July 13th, 2012|
July 13, 2012
Thirty years after the crash of Pan Am Flight 759, a refurbished memorial and a new documentary are helping survivors cope, according to NOLA.com. Many family members attended the anniversary service Monday at our Lady of Perpetual Help Catholic Church in New Orleans.
Pan Am Flight 759 took off during a heavy thunderstorm from New Orleans International Airport for Las Vegas on July 9, 1982. It crashed a minute later, killing all 146 people on board and eight people in Kenner, a half-mile east of the runway.

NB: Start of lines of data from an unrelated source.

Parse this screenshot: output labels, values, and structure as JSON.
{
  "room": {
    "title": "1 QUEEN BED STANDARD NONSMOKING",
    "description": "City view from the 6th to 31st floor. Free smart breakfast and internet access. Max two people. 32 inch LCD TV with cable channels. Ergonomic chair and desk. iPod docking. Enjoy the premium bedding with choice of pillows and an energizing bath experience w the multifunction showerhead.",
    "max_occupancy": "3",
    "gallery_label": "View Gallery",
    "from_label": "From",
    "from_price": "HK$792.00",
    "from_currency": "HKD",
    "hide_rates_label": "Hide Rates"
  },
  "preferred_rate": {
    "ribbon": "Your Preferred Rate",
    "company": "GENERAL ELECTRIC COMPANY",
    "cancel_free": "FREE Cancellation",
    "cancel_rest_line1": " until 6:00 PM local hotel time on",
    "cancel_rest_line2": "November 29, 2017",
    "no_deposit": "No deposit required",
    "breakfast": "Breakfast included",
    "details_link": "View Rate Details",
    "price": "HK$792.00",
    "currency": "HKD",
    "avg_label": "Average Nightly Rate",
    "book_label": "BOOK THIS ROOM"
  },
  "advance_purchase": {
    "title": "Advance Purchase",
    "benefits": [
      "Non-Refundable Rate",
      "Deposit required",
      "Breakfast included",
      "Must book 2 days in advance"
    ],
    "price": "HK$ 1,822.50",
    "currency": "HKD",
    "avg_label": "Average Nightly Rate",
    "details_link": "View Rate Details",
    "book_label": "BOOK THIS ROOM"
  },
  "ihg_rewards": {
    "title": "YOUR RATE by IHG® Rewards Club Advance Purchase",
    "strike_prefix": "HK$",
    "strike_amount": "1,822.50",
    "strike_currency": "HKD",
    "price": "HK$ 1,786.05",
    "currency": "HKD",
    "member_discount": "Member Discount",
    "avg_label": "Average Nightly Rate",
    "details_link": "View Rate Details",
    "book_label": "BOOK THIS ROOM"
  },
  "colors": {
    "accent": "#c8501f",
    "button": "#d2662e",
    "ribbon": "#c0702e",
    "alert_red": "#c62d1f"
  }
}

New Orleans filmmaker Royd Anderson’s new documentary, “Pan Am Flight 759,” was shown for the first time Monday night. He spent a year working on the film, which shows archival television news footage interspersed with personal photos and interviews with first responders, witnesses, relatives, and friends of those who died.
As one family member refurbished the tiles on the memorial, another researched the victims. She learned that on the plane were family members on their way to a funeral and an 8-year-old boy flying alone for the first time.

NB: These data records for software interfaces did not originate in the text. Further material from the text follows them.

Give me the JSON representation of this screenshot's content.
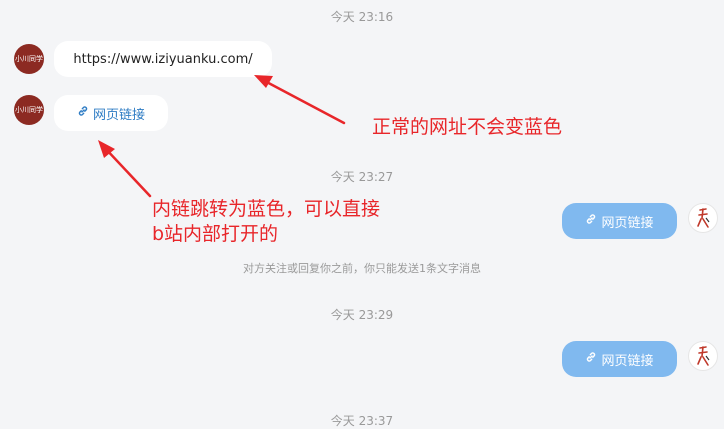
{
  "timestamps": [
    "今天 23:16",
    "今天 23:27",
    "今天 23:29",
    "今天 23:37"
  ],
  "messages": {
    "received_url": "https://www.iziyuanku.com/",
    "link_label": "网页链接"
  },
  "avatars": {
    "left_label": "小川同学"
  },
  "notice": "对方关注或回复你之前，你只能发送1条文字消息",
  "annotations": {
    "normal_url": "正常的网址不会变蓝色",
    "inner_link_line1": "内链跳转为蓝色，可以直接",
    "inner_link_line2": "b站内部打开的"
  },
  "colors": {
    "annotation": "#e8262a",
    "link_text": "#2e7cc4",
    "sent_bubble": "#80b9ef",
    "background": "#f4f5f7"
  },
  "icons": {
    "link": "link-icon"
  }
}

Before she started her research, “it was just names,” she said. “[Then] you learn there’s a story behind every single person on that monument.”
If you or someone you know has had his or her safety compromised in a commercial aviation accident or private aircraft, the aviation accident attorneys at Nurenberg, Paris, Heller & McCarthy may be able to help.